Most notably, the separation of church and state was fueled by two motives: first, the desire to separate church from religion, and second, the desire for religion to inform the political process.
To the eyes of a twenty-first century reader, the phrases ‘church and state’ and ‘religion and state’ might seem similar, even synonymous. But in the late eighteenth century, these phrases captured a tension between church and religion.
For the Revolutionaries in North America, ‘church’ was a human institution, which, although perhaps founded with admirable intentions, had been corrupted and was in fact often the tool of the King. Britain’s Anglican Church was fueled, not with freely-given donations, but with taxes.
The Anglican Church, and its American offspring, the Episcopal Church, was, until 1776, the only authorized church in the thirteen colonies. Often, the Church had little to do with genuinely spiritual matters, and emphasized instead legalistic morality and ceremonial propriety.
Casting off the Anglican Church in the Revolution, the Americans saw themselves as become more religious, not less, in the act of dethroning the church. They didn’t want a government to impose institutions, traditions, and rules by acknowledging, funding, and authorizing a church to be the ‘established’ church.
In the terminology of the day, a church was ‘established’ if it was recognized by the government as the only official and authorized church, and if the government subsidized the church with taxpayer money. The American Revolution intended to energize and liberate religion by disestablishing the church. Freed from institutionalism and legalistic tradition, religious thought would energize the political process. This is why the First Amendment says that “Congress shall make no law respecting an establishment of religion, or prohibiting the free exercise thereof.”
So it was, that when George Washington was organizing chaplains for the spiritual care of his troops, that he was little interested in their denominations - Episcopal, Presbyterian, Baptist, Quaker, Lutheran etc.
They would not be working for the church. They’d be working for Continental Army. Historian Tim Townsend writes:
When George Washington was desperate for a chaplain to minister to his drunken Virginia backcountry troops, he asked the governor to provide him one, writing that the absence of a chaplain reflected “dishonor on the regiment.” Some of Washington’s soldiers told him they’d pay a chaplain’s salary from their own pockets, but Washington said he’d rather have a chaplain appointed as an officer because that would have “a more graceful appearance.” A chaplain, Washington wrote, “ought to be provided, that we may at least have the show if we are said to want the substance of Godliness.” When Washington became commander of the Continental Army on July 2, 1775, he found fifteen chaplains among the army’s twenty-three regiments. He encouraged the chaplains to lead weekly worship services, and he eventually admitted ministers of eight denominations into the chaplaincy and urged his commanders to facilitate the free exercise of religion among their troops.

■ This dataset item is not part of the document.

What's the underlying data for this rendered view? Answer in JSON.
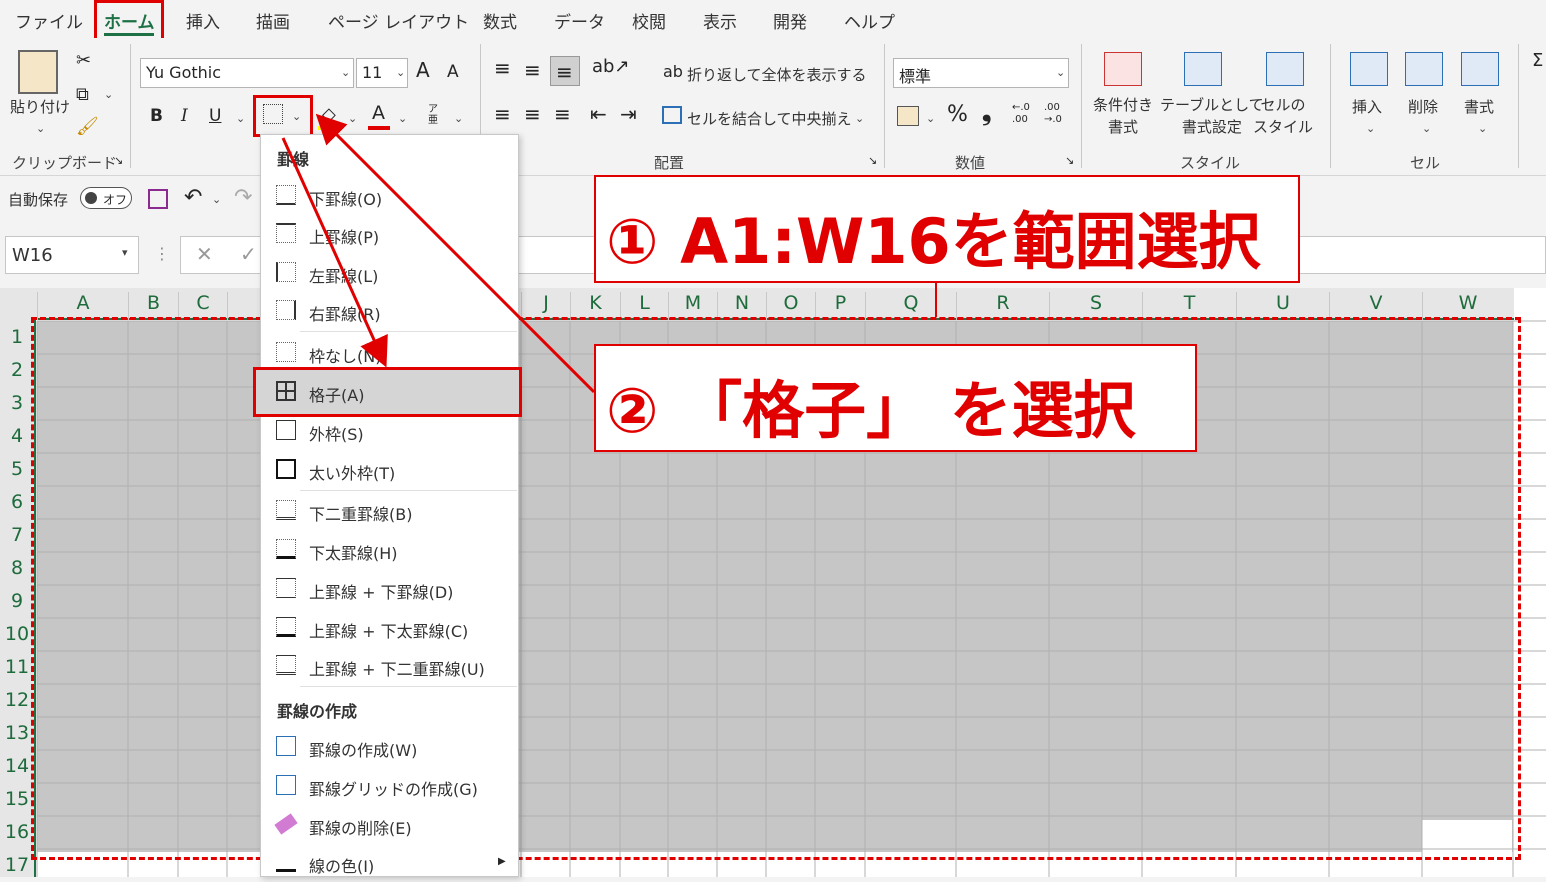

By discarding ‘establishment,’ the Americans would encourage ‘the free exercise’ of religion. This took forms which, to the twenty-first century eye, seem odd: Thomas Jefferson discouraged Congressmen from attending worship in churches in or near the capital; instead, he organized services in government buildings, reading aloud from the Bible, singing hymns, and praying. Jefferson himself participated regularly.
Jefferson understood himself to be freeing the government from the influence of church, while infusing what he understood to be a purer form of spirituality into the political process.
When offices were created for Chaplain of the United States Senate and Chaplain of the House of Representatives, it was understood that those who filled them were no longer to be in the employ of any church.
As the old saying goes, “he who pays the piper calls the tune.”
On the logic that whoever pays a worker determines what he does, the principle of ‘disestablishment’ required that the government hire and pay the chaplain. The ‘separation of church and state’ meant that no church could have an employee within the government.
Rather, by hiring its own chaplains, the government was getting religion without the church: it was not a staffer of any church, but rather the government’s own employee who explained the Bible, preached, and organized prayers and hymns.